There is a wide variety of sheet selections available to help you sleep better. The following scenarios offer a brief snapshot of how choosing sheet fabrics can complement a more restful night's sleep.
There can be any number of reasons for your body temperature to rise during the night. Men who lift weights or have greater muscle mass tend to run hot while sleeping. Likewise, women with fluctuating hormonal activity during the month, as well as those who are undergoing perimenopause or menopause, may also experience night sweats. Other factors that contribute to elevated body temperature include medications, infections and neurological disorders.
Getting the appropriate amount of sleep in a relaxing environment helps your body produce melatonin, the hormone secreted by the pineal gland during sleep in a darkened atmosphere. It plays a major role in regulating your circadian rhythm and helps keep your system balanced.
Choosing the appropriate sheets for folks who tend to wake feeling chilled is equally important to achieving a good night's sleep. The Division of Sleep Medicine at Harvard Medical School summarizes the characteristics of the different phases of sleep, and in particular, why body temperatures tend to drop at certain points during the night.
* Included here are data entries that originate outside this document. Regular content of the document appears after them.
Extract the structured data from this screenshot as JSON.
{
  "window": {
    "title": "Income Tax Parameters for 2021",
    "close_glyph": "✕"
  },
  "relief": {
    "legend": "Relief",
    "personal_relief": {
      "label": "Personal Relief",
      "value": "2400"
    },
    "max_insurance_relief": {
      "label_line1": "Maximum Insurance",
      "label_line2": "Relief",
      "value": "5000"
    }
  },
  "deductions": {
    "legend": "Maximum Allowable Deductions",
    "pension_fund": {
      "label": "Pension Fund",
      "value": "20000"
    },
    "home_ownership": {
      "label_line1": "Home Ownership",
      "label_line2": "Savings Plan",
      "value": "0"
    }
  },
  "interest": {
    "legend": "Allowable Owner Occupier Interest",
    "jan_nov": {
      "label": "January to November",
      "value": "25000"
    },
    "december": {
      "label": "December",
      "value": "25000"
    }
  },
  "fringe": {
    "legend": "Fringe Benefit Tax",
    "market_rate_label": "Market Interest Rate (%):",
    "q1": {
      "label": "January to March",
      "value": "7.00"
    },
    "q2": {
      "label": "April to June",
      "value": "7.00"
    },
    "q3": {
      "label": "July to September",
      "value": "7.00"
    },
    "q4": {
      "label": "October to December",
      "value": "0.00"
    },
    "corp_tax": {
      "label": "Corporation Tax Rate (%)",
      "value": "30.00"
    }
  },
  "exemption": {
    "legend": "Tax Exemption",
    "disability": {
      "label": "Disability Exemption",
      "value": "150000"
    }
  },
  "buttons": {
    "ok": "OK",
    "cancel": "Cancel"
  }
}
Our bodies' internal temperature is controlled by a process called thermoregulation, in which mechanisms, such as shivering, alert us to the need to make the necessary adjustments to maintain minimal fluctuations in our core temperature while we're awake. As we sleep, however, body temperatures are reduced slightly during non-REM sleep. They fall to their lowest point during the REM stage. A drop of 1 to 2 degrees occurs because we require less energy.
Insomnia can be brought on by stress or anxiety, and it can wreak havoc on your sleep patterns. Stress can increase your metabolism, contributing to higher body temperatures. On the other hand, anxiety tends to cause your blood vessels to constrict, causing you to feel cold.
As mentioned above, adjusting your sleep environment, including your bedding, to accommodate your body temperature can help ensure you have a restful seven or more hours of sleep.
There's a high incidence of sleep disturbance related to atopic dermatitis, or eczema. Itchy, rash-like red lesions characterize the inflammatory skin disease that may occur on the arms and behind the knees. One study conducted by Jonathan I. Silverberg, et al. (2015) associated "significant interactions between eczema and fatigue, sleepiness and insomnia as predictors of poorer overall health status . . ., [including] higher probabilities of asthma [and other] allergies."
Once you've chosen the sheets that help send you off to dreamland for an uninterrupted seven hours, you'll want to maintain the integrity of the fabric by following the manufacturer's recommendations for washing.
The CDC suggests setting the water temperature as warm as possible for the specific material and thoroughly drying it to remove sloughed-off skin cells, dust mites and other allergens.
© 2020 American Sleep Association.